What the task asks => The number of lines holding "Services" is all you should give; count them in the records below.

[Entries from a dataset of interfaces]
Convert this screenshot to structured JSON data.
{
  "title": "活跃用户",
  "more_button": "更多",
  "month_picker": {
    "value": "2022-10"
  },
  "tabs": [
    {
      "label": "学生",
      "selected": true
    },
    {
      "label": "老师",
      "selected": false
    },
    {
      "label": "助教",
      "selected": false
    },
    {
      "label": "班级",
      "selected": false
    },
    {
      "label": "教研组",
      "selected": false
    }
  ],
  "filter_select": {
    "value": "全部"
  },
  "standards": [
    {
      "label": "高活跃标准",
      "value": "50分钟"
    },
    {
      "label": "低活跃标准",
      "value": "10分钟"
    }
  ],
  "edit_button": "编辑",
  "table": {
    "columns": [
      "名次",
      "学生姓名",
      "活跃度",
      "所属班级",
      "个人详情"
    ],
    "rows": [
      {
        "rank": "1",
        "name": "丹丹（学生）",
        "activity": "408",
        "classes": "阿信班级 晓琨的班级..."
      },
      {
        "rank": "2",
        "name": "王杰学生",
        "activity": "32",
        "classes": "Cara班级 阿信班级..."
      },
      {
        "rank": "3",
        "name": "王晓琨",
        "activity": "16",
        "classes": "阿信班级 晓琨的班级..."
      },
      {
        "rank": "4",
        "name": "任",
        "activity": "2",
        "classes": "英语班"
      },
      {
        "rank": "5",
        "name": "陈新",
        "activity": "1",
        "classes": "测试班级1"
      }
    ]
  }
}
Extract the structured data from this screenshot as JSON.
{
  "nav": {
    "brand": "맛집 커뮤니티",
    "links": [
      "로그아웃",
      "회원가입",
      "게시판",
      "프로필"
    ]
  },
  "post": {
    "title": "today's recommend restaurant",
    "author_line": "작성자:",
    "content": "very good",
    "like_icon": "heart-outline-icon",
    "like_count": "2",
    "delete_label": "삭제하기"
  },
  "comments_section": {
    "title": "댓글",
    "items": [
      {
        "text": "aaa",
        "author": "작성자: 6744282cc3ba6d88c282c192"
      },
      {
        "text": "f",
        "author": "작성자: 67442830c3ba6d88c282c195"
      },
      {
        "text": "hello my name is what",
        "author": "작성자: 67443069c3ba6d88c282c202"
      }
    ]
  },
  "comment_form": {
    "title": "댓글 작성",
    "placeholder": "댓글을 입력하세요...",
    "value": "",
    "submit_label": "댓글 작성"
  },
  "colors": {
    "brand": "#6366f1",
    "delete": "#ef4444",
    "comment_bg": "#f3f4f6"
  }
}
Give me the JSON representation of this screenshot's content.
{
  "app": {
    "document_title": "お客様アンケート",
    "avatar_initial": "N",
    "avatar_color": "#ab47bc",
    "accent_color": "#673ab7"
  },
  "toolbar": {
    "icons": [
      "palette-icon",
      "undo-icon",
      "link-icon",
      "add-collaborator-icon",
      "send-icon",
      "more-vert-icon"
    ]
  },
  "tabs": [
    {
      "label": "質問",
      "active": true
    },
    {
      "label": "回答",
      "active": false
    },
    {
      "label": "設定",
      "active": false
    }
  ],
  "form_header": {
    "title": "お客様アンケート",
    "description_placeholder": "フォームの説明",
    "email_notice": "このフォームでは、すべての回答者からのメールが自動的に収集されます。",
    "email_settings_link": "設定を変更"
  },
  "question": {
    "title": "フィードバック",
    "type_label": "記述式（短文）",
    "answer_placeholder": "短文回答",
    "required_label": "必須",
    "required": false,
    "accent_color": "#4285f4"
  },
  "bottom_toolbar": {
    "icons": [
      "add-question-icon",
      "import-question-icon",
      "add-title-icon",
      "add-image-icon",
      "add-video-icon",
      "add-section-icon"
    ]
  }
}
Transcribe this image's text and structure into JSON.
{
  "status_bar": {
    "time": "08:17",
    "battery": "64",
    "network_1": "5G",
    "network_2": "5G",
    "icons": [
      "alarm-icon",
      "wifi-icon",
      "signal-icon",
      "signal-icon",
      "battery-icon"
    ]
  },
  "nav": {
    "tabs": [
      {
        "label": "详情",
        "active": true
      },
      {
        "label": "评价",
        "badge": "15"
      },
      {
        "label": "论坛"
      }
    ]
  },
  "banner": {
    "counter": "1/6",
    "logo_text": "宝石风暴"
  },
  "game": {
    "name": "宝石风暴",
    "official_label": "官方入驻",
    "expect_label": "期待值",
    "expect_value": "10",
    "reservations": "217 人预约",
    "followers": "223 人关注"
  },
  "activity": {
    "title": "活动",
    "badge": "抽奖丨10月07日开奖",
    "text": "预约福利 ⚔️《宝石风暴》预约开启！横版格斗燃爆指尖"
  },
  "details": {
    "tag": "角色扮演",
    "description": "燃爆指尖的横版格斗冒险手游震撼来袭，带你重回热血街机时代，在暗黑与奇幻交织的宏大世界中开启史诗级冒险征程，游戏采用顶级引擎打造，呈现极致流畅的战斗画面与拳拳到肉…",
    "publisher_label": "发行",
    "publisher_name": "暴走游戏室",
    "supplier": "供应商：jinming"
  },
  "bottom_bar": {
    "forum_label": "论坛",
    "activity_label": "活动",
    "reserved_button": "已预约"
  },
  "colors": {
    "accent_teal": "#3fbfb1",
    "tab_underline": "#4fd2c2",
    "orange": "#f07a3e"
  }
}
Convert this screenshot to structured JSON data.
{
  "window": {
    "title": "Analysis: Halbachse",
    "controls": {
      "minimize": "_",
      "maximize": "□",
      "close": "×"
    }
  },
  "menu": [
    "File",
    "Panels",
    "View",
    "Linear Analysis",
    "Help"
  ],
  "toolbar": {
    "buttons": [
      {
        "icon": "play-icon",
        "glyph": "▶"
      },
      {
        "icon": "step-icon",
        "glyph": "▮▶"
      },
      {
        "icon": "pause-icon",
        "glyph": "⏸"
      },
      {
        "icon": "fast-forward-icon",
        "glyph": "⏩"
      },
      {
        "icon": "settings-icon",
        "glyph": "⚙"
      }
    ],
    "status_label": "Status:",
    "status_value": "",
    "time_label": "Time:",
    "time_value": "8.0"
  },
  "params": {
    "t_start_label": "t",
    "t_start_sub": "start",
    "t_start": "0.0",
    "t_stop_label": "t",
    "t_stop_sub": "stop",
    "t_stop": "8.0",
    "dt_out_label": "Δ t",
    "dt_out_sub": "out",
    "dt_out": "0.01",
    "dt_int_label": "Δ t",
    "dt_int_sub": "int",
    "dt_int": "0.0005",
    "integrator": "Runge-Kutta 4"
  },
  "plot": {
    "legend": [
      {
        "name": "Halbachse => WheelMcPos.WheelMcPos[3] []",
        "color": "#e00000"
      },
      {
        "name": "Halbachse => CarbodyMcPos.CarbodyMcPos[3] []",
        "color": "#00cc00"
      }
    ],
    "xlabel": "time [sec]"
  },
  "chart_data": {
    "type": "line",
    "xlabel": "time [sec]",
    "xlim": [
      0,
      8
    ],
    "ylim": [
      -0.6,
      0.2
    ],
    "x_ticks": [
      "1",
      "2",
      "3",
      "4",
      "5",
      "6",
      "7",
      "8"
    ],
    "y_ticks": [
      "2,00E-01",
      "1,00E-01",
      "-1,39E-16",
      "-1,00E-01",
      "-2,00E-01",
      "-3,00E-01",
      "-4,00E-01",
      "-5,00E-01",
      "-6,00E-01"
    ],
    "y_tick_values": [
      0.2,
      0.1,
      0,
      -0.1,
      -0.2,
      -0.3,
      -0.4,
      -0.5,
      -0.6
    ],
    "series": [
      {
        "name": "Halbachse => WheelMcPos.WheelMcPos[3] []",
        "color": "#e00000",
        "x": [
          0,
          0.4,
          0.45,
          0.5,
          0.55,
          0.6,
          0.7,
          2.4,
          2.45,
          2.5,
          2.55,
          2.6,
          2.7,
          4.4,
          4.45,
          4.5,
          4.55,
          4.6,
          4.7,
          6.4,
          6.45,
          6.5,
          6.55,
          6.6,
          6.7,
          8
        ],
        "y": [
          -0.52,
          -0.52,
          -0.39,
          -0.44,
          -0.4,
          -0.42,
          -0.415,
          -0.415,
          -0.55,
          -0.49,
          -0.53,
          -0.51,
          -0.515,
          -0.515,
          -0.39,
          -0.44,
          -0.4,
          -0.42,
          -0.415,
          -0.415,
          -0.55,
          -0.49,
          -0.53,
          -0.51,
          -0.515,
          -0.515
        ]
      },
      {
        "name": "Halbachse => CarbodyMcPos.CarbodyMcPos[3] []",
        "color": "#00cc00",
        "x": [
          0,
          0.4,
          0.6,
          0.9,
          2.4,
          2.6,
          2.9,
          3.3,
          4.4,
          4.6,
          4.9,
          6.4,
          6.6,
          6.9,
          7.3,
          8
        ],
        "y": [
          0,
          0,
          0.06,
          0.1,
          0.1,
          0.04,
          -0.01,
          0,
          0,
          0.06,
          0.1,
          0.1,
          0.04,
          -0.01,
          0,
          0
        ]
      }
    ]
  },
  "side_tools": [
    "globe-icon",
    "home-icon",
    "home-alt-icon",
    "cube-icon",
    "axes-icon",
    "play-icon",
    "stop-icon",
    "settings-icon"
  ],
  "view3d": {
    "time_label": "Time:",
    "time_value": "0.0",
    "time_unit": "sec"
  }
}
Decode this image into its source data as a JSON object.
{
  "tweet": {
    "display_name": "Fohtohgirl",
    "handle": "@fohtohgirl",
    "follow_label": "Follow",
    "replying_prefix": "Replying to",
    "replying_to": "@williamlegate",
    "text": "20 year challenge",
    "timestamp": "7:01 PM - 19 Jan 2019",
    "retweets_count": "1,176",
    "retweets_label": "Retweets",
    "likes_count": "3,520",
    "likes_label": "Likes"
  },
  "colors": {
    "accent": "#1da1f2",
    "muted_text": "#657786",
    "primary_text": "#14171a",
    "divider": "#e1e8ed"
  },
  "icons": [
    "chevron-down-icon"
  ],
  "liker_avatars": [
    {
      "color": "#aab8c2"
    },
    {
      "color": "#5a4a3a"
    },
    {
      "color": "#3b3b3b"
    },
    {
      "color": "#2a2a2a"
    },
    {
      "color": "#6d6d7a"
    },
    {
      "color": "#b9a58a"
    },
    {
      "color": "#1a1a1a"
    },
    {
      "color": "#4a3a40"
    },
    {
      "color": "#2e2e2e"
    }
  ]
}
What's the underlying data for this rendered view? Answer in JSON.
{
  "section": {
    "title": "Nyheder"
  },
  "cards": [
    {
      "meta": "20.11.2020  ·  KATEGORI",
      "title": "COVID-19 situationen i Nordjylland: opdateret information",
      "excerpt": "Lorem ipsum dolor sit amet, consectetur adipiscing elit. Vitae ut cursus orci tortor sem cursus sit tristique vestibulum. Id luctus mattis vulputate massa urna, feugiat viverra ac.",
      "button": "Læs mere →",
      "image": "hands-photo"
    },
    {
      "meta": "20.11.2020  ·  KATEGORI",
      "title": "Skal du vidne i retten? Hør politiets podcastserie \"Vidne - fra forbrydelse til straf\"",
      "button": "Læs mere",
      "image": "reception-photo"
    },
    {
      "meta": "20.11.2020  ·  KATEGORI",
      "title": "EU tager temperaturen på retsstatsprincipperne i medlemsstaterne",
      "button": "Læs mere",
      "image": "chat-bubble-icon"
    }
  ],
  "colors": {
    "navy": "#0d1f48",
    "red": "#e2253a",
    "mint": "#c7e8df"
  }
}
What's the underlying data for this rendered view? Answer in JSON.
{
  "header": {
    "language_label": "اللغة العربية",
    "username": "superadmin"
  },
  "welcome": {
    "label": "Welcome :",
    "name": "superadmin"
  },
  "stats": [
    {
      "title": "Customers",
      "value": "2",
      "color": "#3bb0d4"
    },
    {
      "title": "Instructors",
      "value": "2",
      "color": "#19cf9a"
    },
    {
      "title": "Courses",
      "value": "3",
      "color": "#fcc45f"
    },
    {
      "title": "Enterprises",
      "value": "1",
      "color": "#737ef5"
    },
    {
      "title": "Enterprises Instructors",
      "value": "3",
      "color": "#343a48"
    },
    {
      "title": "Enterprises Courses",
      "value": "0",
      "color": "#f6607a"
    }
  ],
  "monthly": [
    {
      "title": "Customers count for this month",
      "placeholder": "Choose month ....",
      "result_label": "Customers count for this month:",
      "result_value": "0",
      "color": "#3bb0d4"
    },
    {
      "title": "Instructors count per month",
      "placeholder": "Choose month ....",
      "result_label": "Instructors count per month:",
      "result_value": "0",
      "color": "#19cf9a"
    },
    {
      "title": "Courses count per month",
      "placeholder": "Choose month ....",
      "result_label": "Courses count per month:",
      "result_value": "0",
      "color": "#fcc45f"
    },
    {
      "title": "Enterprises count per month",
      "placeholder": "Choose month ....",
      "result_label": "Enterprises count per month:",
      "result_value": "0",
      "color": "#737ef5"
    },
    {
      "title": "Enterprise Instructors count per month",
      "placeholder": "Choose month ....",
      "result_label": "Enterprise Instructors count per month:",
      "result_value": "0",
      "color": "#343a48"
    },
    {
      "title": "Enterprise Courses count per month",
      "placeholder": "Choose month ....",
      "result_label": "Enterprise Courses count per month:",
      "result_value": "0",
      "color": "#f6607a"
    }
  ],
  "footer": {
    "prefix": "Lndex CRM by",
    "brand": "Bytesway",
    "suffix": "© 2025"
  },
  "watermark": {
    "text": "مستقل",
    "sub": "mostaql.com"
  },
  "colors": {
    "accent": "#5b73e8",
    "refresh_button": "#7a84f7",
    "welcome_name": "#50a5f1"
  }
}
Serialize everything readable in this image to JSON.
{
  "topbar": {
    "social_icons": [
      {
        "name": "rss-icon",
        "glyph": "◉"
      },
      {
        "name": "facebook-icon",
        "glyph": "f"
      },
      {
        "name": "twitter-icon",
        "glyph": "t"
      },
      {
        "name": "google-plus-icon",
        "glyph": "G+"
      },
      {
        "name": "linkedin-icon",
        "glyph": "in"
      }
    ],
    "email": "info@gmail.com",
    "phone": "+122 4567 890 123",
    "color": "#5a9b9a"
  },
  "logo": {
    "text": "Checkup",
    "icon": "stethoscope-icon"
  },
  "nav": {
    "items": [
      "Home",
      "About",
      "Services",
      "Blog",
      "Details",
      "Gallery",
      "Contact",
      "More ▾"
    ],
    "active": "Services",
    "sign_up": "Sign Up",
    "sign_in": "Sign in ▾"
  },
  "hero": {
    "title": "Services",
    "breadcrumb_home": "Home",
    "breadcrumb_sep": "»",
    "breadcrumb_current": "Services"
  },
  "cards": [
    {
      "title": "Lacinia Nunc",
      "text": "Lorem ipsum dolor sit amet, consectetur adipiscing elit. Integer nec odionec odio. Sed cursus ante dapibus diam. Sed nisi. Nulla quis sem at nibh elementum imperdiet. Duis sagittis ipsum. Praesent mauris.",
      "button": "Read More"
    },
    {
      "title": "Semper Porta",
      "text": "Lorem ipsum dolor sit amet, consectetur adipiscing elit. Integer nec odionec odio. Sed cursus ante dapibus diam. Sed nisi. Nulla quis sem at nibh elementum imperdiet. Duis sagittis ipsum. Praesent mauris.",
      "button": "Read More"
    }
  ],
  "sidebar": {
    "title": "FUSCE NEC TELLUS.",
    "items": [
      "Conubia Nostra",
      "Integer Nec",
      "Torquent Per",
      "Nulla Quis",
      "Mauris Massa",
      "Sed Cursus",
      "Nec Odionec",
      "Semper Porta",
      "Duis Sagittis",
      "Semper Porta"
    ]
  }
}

Response => 4